  1. Create a bucket in the instances of InfluxDB running on the edge. Again, we’ll call the bucket “devices” and set a one-hour retention policy for that data.
  2. Create a bucket in your cloud instance of InfluxDB. We’ll call this bucket “edge_aggregate” and set it up with a 30-day retention policy.
  3. Create a task in your edge instance of InfluxDB that downsamples the raw data from the “devices” bucket at the edge and sends that downsampled data to the “edge_aggregate” bucket in the cloud every one minute.
  4. Inject an “edge_host” tag to the incoming data.

Advantages

  • Quick and easy to set up.
  • Reduces the amount of unclean, raw data sent to cloud instance.
  • Reduces edge data connection throughput needs.

Disadvantages

  • Requires more edge computing power.
  • Requires more edge memory.
  • Requires edge storage.

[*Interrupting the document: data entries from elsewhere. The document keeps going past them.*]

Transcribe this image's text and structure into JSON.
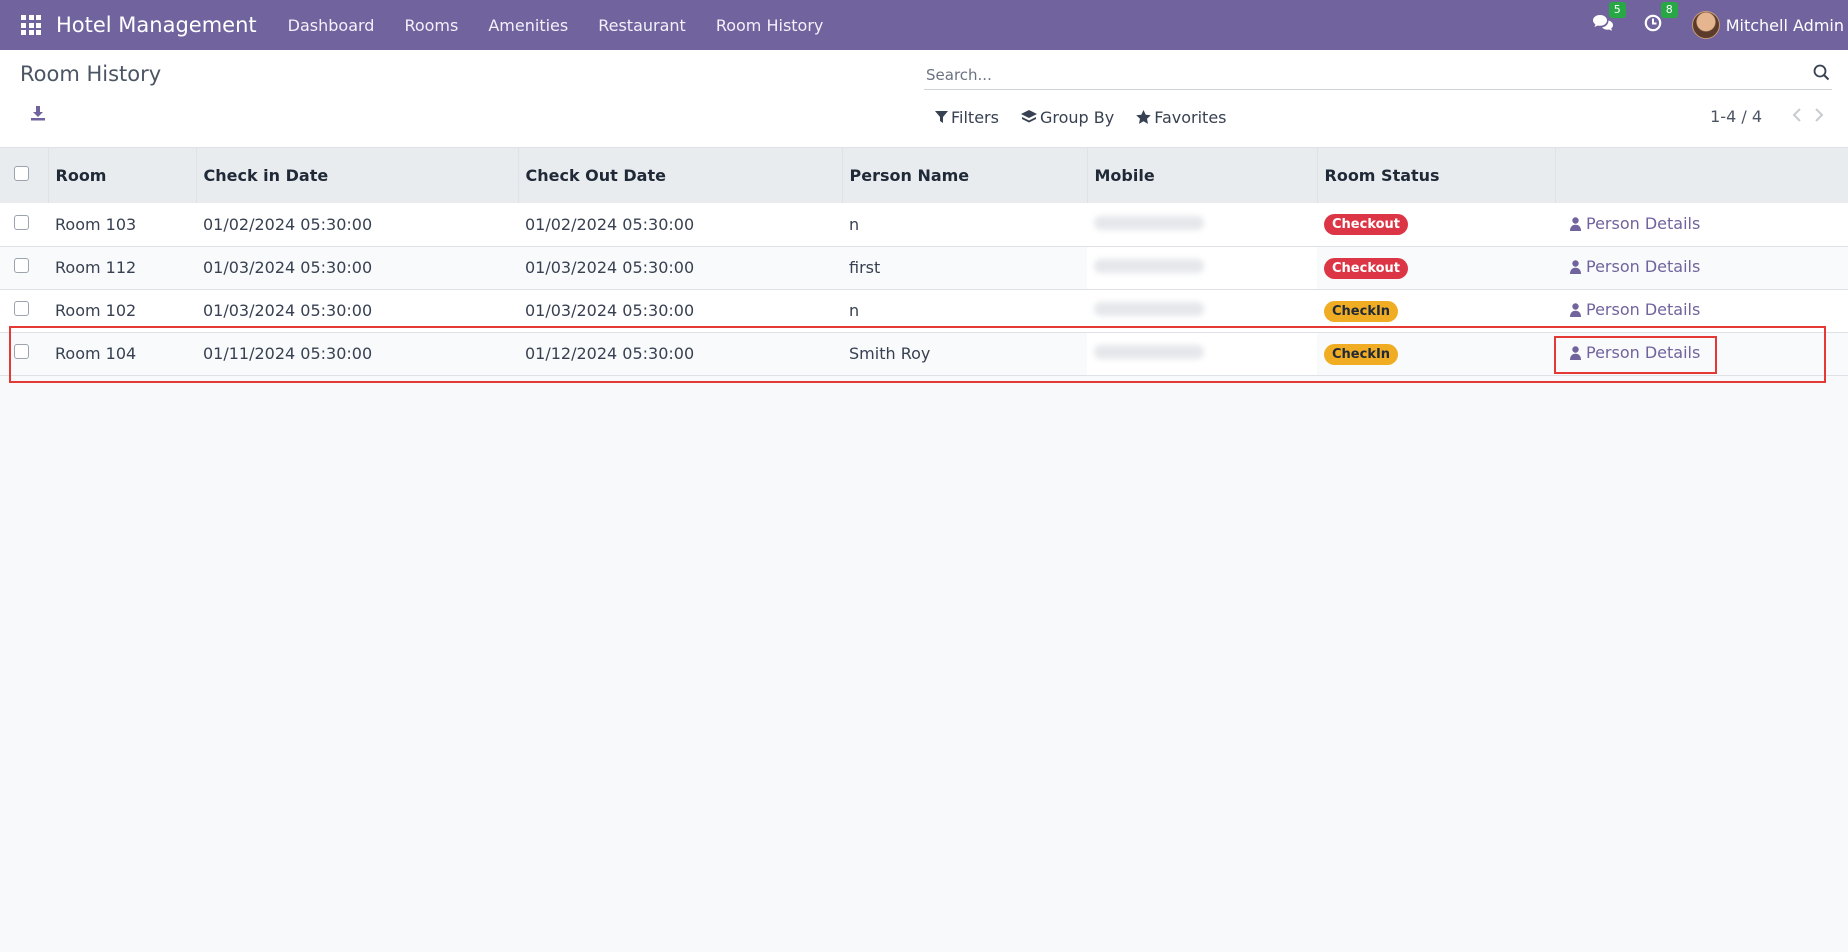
{
  "navbar": {
    "brand": "Hotel Management",
    "menu": [
      "Dashboard",
      "Rooms",
      "Amenities",
      "Restaurant",
      "Room History"
    ],
    "messages_count": "5",
    "activities_count": "8",
    "user_name": "Mitchell Admin"
  },
  "control_panel": {
    "title": "Room History",
    "search_placeholder": "Search...",
    "filters_label": "Filters",
    "group_by_label": "Group By",
    "favorites_label": "Favorites",
    "pager": "1-4 / 4"
  },
  "table": {
    "columns": [
      "Room",
      "Check in Date",
      "Check Out Date",
      "Person Name",
      "Mobile",
      "Room Status"
    ],
    "rows": [
      {
        "room": "Room 103",
        "check_in": "01/02/2024 05:30:00",
        "check_out": "01/02/2024 05:30:00",
        "person": "n",
        "status": "Checkout",
        "action": "Person Details"
      },
      {
        "room": "Room 112",
        "check_in": "01/03/2024 05:30:00",
        "check_out": "01/03/2024 05:30:00",
        "person": "first",
        "status": "Checkout",
        "action": "Person Details"
      },
      {
        "room": "Room 102",
        "check_in": "01/03/2024 05:30:00",
        "check_out": "01/03/2024 05:30:00",
        "person": "n",
        "status": "CheckIn",
        "action": "Person Details"
      },
      {
        "room": "Room 104",
        "check_in": "01/11/2024 05:30:00",
        "check_out": "01/12/2024 05:30:00",
        "person": "Smith Roy",
        "status": "CheckIn",
        "action": "Person Details"
      }
    ]
  },
  "colors": {
    "navbar": "#71639e",
    "checkout": "#dc3545",
    "checkin": "#f0ad23",
    "highlight": "#e53935"
  }
}
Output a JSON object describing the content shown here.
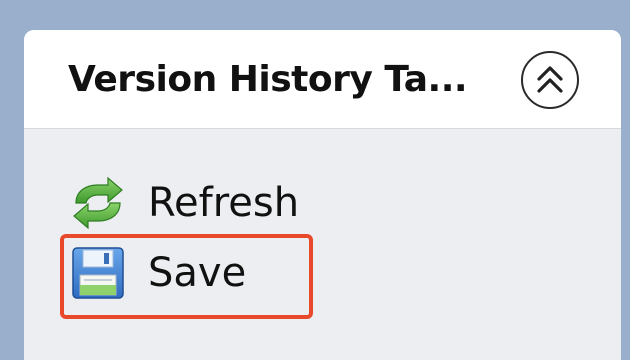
{
  "panel": {
    "title": "Version History Ta...",
    "collapse_icon": "double-chevron-up-icon"
  },
  "actions": [
    {
      "label": "Refresh",
      "icon": "refresh-icon"
    },
    {
      "label": "Save",
      "icon": "floppy-disk-icon"
    }
  ],
  "colors": {
    "background": "#9aafcb",
    "panel_body": "#eceef2",
    "header": "#ffffff",
    "highlight": "#e8492b",
    "refresh_green": "#4caf3f",
    "floppy_blue": "#3f7fd0"
  }
}
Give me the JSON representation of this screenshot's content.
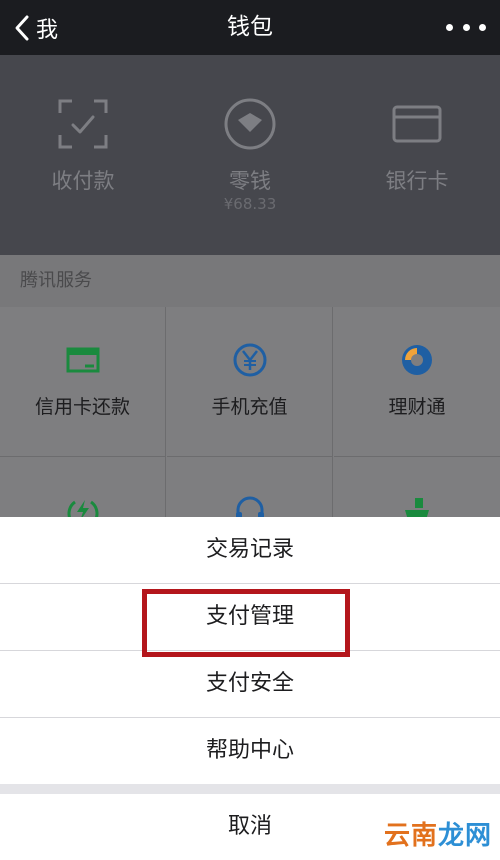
{
  "navbar": {
    "back_label": "我",
    "title": "钱包",
    "more_icon": "more-icon"
  },
  "wallet": {
    "items": [
      {
        "label": "收付款",
        "icon": "scan-pay-icon"
      },
      {
        "label": "零钱",
        "sub": "¥68.33",
        "icon": "change-wallet-icon"
      },
      {
        "label": "银行卡",
        "icon": "bank-card-icon"
      }
    ]
  },
  "services": {
    "title": "腾讯服务",
    "items": [
      {
        "label": "信用卡还款",
        "icon": "credit-card-icon",
        "color": "#1a8a3e"
      },
      {
        "label": "手机充值",
        "icon": "yen-icon",
        "color": "#1f5fa3"
      },
      {
        "label": "理财通",
        "icon": "licaitong-icon",
        "color": "#1f5fa3"
      },
      {
        "icon": "lightning-icon",
        "color": "#1a8a3e"
      },
      {
        "icon": "headset-icon",
        "color": "#1f5fa3"
      },
      {
        "icon": "cart-icon",
        "color": "#1a8a3e"
      }
    ]
  },
  "action_sheet": {
    "items": [
      {
        "label": "交易记录"
      },
      {
        "label": "支付管理",
        "highlighted": true
      },
      {
        "label": "支付安全"
      },
      {
        "label": "帮助中心"
      }
    ],
    "cancel_label": "取消",
    "highlight_color": "#b4161c"
  },
  "watermark": {
    "part1": "云南",
    "part2": "龙网"
  }
}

Run: Robust Edge Historian

In this third example, we’re doing even more work on the edge. Here, the role of data historian effectively is moved to the edge because the edge instance of InfluxDB collects, processes and writes that data.

Following in the steps of the previous approach, the raw data is downsampled on the edge, but now we’re writing that downsampled data to an instance of InfluxDB at the edge as well. Finally, that saved, downsampled data is pushed to the cloud instance of InfluxDB.

  1. Create a bucket in the instances of InfluxDB running on the edge. Call the bucket “devices” and set a one-hour retention policy for that data.
  2. Create another bucket in InfluxDB on the edge and call it “northbound” with a retention policy of one day.
  3. Create a bucket in your cloud instance of InfluxDB. We’ll call this bucket “edge_aggregate” and set it up with a 30-day retention policy.
  4. Create a task in your edge instance of InfluxDB that downsamples the raw data from the “devices” bucket at the edge and writes that downsampled data to the “northbound” bucket on the edge every one minute.
  5. Create another task on the edge that pushes the data from “northbound” to “edge_aggregate” in the cloud every five minutes.
  6. Inject an “edge_host” tag to the incoming data.

Advantages

  • Quick and easy to set up.
  • Significantly reduces the amount of unclean, raw data sent to cloud instance.
  • Reduces edge data-connection throughput needs.
  • Resilient to connectivity outages between cloud and edge.

Disadvantages

  • Requires more edge computing power.
  • Requires significantly more edge memory.
  • Requires edge storage capacity.

As we’ve noted, there are advantages and drawbacks to each of these approaches, so choose the one that makes the most sense for your tech stack and use case.

You can replicate or adjust these tasks across your distributed edge devices to maximize your available resources.

Regardless of the approach you choose, this type of solution can give you better observability of devices on the edge. It also helps streamline data processing across your entire ecosystem by reducing the size of the data set in the central storage instance.

Feature image via Pixabay